"My life has been a series of fun adventures," Stearns writes in an email from her new apartment in Paris. "I've been really fortunate to be able to spend so much time in different countries."

The international studies graduate certainly isn't one to stand still. During her time at Willamette, the honors student used her French language skills as an exchange student in Nantes, France. After graduating, Stearns took the Willamette motto "Not unto ourselves are we born" and turned it into action. For a year and a half, she worked in Washington, D.C., at Grameen Foundation USA (GF-USA), a nonprofit organization that works in partnership with Grameen Bank, a pioneer in providing small loans to the poor to fight poverty all over the world. Stearns says she loved her work with Grameen because it allowed her to combine her interests in microfinance and international politics.

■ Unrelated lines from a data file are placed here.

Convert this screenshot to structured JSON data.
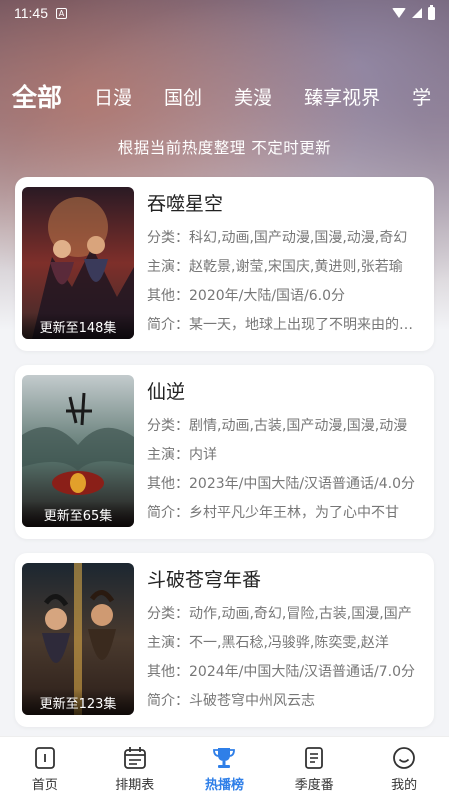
{
  "status_bar": {
    "time": "11:45",
    "notification_glyph": "A"
  },
  "tabs": [
    {
      "label": "全部",
      "active": true
    },
    {
      "label": "日漫",
      "active": false
    },
    {
      "label": "国创",
      "active": false
    },
    {
      "label": "美漫",
      "active": false
    },
    {
      "label": "臻享视界",
      "active": false
    },
    {
      "label": "学",
      "active": false
    }
  ],
  "subtitle": "根据当前热度整理 不定时更新",
  "cards": [
    {
      "title": "吞噬星空",
      "badge": "更新至148集",
      "category": "分类：科幻,动画,国产动漫,国漫,动漫,奇幻",
      "cast": "主演：赵乾景,谢莹,宋国庆,黄进则,张若瑜",
      "other": "其他：2020年/大陆/国语/6.0分",
      "intro": "简介：某一天，地球上出现了不明来由的怪兽",
      "poster_colors": [
        "#3a1f2a",
        "#8b3a2f",
        "#d8a36a"
      ]
    },
    {
      "title": "仙逆",
      "badge": "更新至65集",
      "category": "分类：剧情,动画,古装,国产动漫,国漫,动漫",
      "cast": "主演：内详",
      "other": "其他：2023年/中国大陆/汉语普通话/4.0分",
      "intro": "简介：乡村平凡少年王林，为了心中不甘",
      "poster_colors": [
        "#b9c3c5",
        "#4b6a63",
        "#7a1d18"
      ]
    },
    {
      "title": "斗破苍穹年番",
      "badge": "更新至123集",
      "category": "分类：动作,动画,奇幻,冒险,古装,国漫,国产",
      "cast": "主演：不一,黑石稔,冯骏骅,陈奕雯,赵洋",
      "other": "其他：2024年/中国大陆/汉语普通话/7.0分",
      "intro": "简介：斗破苍穹中州风云志",
      "poster_colors": [
        "#1e2a34",
        "#c9882e",
        "#3b2a22"
      ]
    }
  ],
  "bottom_nav": [
    {
      "label": "首页",
      "icon": "home-icon",
      "active": false
    },
    {
      "label": "排期表",
      "icon": "calendar-icon",
      "active": false
    },
    {
      "label": "热播榜",
      "icon": "trophy-icon",
      "active": true
    },
    {
      "label": "季度番",
      "icon": "document-icon",
      "active": false
    },
    {
      "label": "我的",
      "icon": "smiley-icon",
      "active": false
    }
  ],
  "colors": {
    "accent": "#2f7fe8",
    "background": "#f3f4f7"
  }
}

Though she was reluctant to leave GF-USA, the lure of international adventure was too much for Stearns to resist once she won a Rotary Ambassadorial Scholarship. She traveled to South Africa to research the relationship between poverty and HIV/AIDS. There she spent an "amazing year" in Tzaneen, a small town in the northwest corner of South Africa near Kruger National Park. This experience, Stearns says, was "life altering. People often ask if I went over there to teach something to the Africans, and I respond that I learned much more from them than they could ever learn from me."

When she returned to the United States in the spring of 2002, Stearns began working for the United States Agency for International Development (USAID)'s Africa Bureau Information Center. USAID is the principal U.S. agency to extend assistance to countries recovering from disaster, trying to escape poverty, and engaging in democratic reforms. Stearns writes that her work with USAID enabled her to "learn every day and have constant variety. In addition to developing my interests in gender, microfinance and HIV/AIDS, I also learned about other development issues like education, health, the environment and agriculture."

Wanderlust took hold again when Stearns was selected as one of 70 scholars from around the world to receive a Rotary World Peace Scholarship. Today, she's in Paris at the L'Institut d'Etudes Politiques (commonly called Sciences Po) with 17 other international scholars from Australia, Europe, South America and North America. Studying in France is challenging because she's expected to be well-versed in French politics, history, society and language. She's been boning up with French history books.

"Much of the context they expect us to know, I learned for the United States through elementary, high school and college," she writes. "I have a bit of catching up to do here."

Stearns also writes that she's "figuring out the inner workings of Paris. It's a game and nobody will voluntarily share the rules with you. You have to know the right questions to ask to get what you want."

For now, Stearns is having a great time learning the rules of her new adventure.



10-21-2003